The framework for the 2018 retreat was the landmark work Democracy in America by Alexis de Tocqueville. Written over 180 years ago, Democracy in America has long been considered one of the greatest books ever written about America, and it has surprising relevance and resonance today. Adam Cohen from the New York Times recently noted that the work is “both an appreciation for American democracy and a cautionary tale about its fragility.” This retreat will explore many of the principles that De Tocqueville – and many others, before and since – have believed are essential to the American concept of democracy, including work, the rule of law, and protection from the tyranny of the majority.
To open the program, we revisited the topic of work, which always has been central to the successful pursuit of the American dream. Sree Ramaswamy, partner in the McKinsey Global Institute, discussed the thought-provoking report that he co-authored, Can Manufacturing Make It In America?, as well as his paper, “Creating an Effective Workforce for the New Economy.” Our second speaker was Carnegie Mellon’s former Provost Mark Kamlet, who shared his insightful perspectives on “automation, the future of work, and the new American dream.”
We closed the Thursday afternoon session with a presentation by Lilliana Mason from the University of Maryland. Her book, Uncivil Agreement: How Politics Became our Identity, was released earlier in 2018 and provided a psychological framework for considering the polarization that many consider to be a critical problem in current American life but that most of us do not fully understand.
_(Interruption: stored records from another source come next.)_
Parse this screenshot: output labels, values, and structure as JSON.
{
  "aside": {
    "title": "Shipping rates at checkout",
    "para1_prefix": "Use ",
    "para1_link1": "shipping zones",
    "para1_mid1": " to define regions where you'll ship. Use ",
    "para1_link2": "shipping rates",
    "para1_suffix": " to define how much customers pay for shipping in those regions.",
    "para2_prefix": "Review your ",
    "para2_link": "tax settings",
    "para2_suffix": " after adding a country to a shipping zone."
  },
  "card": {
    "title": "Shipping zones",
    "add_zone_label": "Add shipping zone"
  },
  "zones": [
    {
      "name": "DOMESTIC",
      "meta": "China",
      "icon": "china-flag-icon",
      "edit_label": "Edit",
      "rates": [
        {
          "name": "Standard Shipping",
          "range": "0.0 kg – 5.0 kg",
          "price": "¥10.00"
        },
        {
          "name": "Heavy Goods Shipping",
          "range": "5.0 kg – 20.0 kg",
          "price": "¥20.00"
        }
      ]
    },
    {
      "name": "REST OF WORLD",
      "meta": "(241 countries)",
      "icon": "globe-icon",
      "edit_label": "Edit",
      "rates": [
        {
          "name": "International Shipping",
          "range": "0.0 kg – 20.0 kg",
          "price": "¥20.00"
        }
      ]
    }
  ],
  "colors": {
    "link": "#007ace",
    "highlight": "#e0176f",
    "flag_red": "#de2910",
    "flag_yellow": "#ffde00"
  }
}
After dinner, Pittsburgh-based author, journalist and national television commentator Salena Zito continued this conversation through the lens of her book, The Great Revolt: Inside the Populist Coalition Reshaping American Politics, which has attracted a great deal of national attention for its distinctive insights, gathered from extensive in-the-field interactions with American voters.
For our Friday morning kick-off, we were privileged to host both Michael Rich, President and CEO of the RAND Corporation, and Jennifer Kavanagh, Associate Director of RAND’s Strategy, Doctrine, and Resources Program. They are the coauthors of Truth Decay: An Initial Exploration of the Diminishing Role of Facts and Analysis in American Public Life. For those who have long been committed to decision-making grounded in evidence – a central tenet of the Institute of Politics – any such shift must be viewed as troubling.
Then, from his perspective as a centrist, former Congressman Jason Altmire offered thoughts on the critical topic addressed in his book, Dead Center: How Political Polarization Divided America and What We Can Do About It. Finally, we welcomed Ryan Clancy, the Chief Strategy Officer for No Labels, the nonprofit group whose work led to the creation of the Congressional Problem Solvers Caucus and launched the “Break the Gridlock” initiative that challenged, through bipartisan legislation, the rules that enable Congressional leaders to unilaterally block the consideration of bills that likely would attract the support of a bipartisan majority.
Coleman Award Winners
Please note that the titles and organizations listed reflect the position held by the awardee when he/she received the award.
Laura Ellsworth, Partner-in-Charge of Global Community Service Initiatives, Jones Day
Saleem Ghubril, Executive Director, The Pittsburgh Promise
Aradhna Oliphant, President and CEO, Leadership Pittsburgh, Inc.
- Briefing Book
- Retreat Summary